insta posts (1)
insta posts (1)

Air Pollution and Mental Pollution entangled within

Today (September 7th) is the International Clean Air Day designated to act globally for reducing air pollution on our planet.

What causes air pollution? A lot of factors can be counted; such as harmful air pollutants produced by industrial sources and used for agricultural purposes, increasing carbon dioxide emissions due to excessive human transport and human waste. 

Experts develop many strategies and action plans about how to reduce aforementioned causes to clean the air in the sky. However little has been said about why we as humans have polluted the air we breathe -the most important source that keeps us alive- so drastically in the first place. To understand the degree of pollution taking place in air, water and soil on the planet, I invite you to reflect on the mental pollution occurring in our minds for 350 years. 
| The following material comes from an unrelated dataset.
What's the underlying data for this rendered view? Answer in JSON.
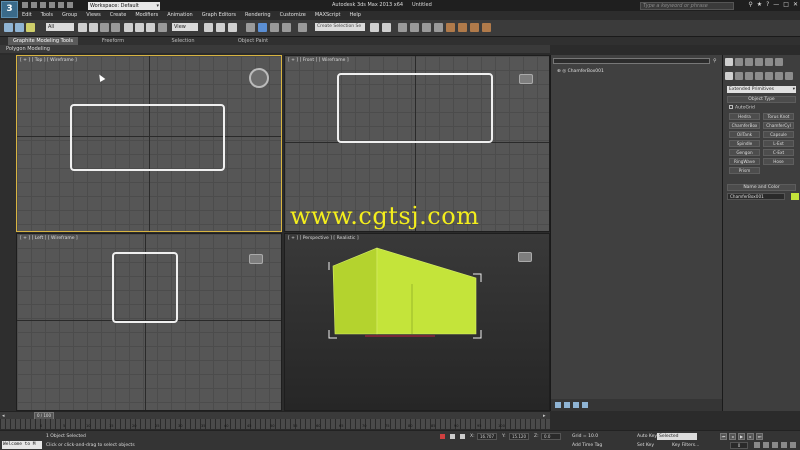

About 350 years ago, thinkers from the Enlightenment era invented the concept of ‘progress’. Progress is defined as “the movement towards a refined, improved or otherwise desired state.” Progress is a linear rise targeting a peak and implies a desire of living at that peak. The thought of progress occupies our human minds so intensely that thinking without progress becomes barely possible. 

On the other hand, life itself is far more complicated than a linear path going upward. When I observe other inhabitants of our planet such as fungi, plants, animals (especially ants, spiders, insects and many other bugs) and trillions of microorganisms, those creatures do not progress towards a peak. They intentionally grow, and entangle with each other. They intelligently overcome challenges, especially the ones we impose on them with our hostile and ignorant behaviours. If needed, they advance their skills for adapting to current circumstances. Yes, they do progress but the meaning of their lives is not inseparably attached to progress. They advance if life asks them to. Their evolution took its roots from enhancing vitality and honouring life itself, not from an abstract desire of progress.

Progress has its place in life. I do not want to make progress a scapegoat for the damage we caused on the planet. The problem is we humans have become obsessed with progress. If one perceives progress as the ultimate meaning of life, one can easily veer away from the porous and cyclic reality of life. 

All living beings share a common feature; hollowness. Without holes and voids, life energy can not flow within and among the living bodies. However, in the progress obsessed society we live in, these natural holes have turned into lacks and deficiencies that need to be ‘filled’ and ‘fixed’. ‘’Never enough’’ is a dominant belief in our unconscious psyche which conditions us either to deny or to fill and fix natural gaps so we can feel whole and complete.   

How we culturally treat the hollow parts of the human body gives a clear indication to the situation. Vagina and anus are the human body parts which are humiliated and ignored at most. Bodily fluids coming from our hollow body parts such as snot, sweat, tears or menstrual blood, all have their own history of denial and humiliation. In our contemporary lives, we perceive hollows and their excrements generally as a curse rather than a natural reality. 

Death is another natural reality that we as a progress obsessed society struggle to accept and therefore choose to deny. We use resources of the planet obscenely to advance medical interventions so the life span of humans can extend quantitatively -not so much qualitatively- while at the same time 28% of other inhabitants of the planet Earth are endangered and about to become extinct due to our misuse of resources. 

From a simplistic point of view, each death, dying and decay is a transformation of matter and energy. However, within the complex relationship threads of life, when a loved one dies, the thread of life tears and a gap occurs. Again, our progress obsessed psyche tends to fill and fix the gap rather than honouring its hollowness. Fortunately, our ancestors have honoured death by holding grief ceremonies for thousands of years and our ancient psyche knows well how to grieve.  

Last weekend I joined a grief ceremony to honour the anger, the fear, the sorrow and the emptiness that death causes in and around me. I realised that if I choose to sit with the emptiness, the sorrow, the fear and the anger that the reality of dying leaves me with, ironically my vitality enhances. During the ceremony, I felt that my hardened parts melted down by simply gazing at the fire. An enormous release of energy took place either by flooding out of my tears or by the vibrations of my breath purling out via sound and language. It was as if, whatever obstructed my life flow from moving freely became fluid and integrated to the flow of life. 

We need to hold many more grief ceremonies for the destruction we are causing on the planet. The more we sit and allow space and time to appreciate hollowness and to honour decay and death, the better we would be able to clean the polluted air in our minds and in the sky.

Share this post:

Leave a Reply

Your email address will not be published. Required fields are marked *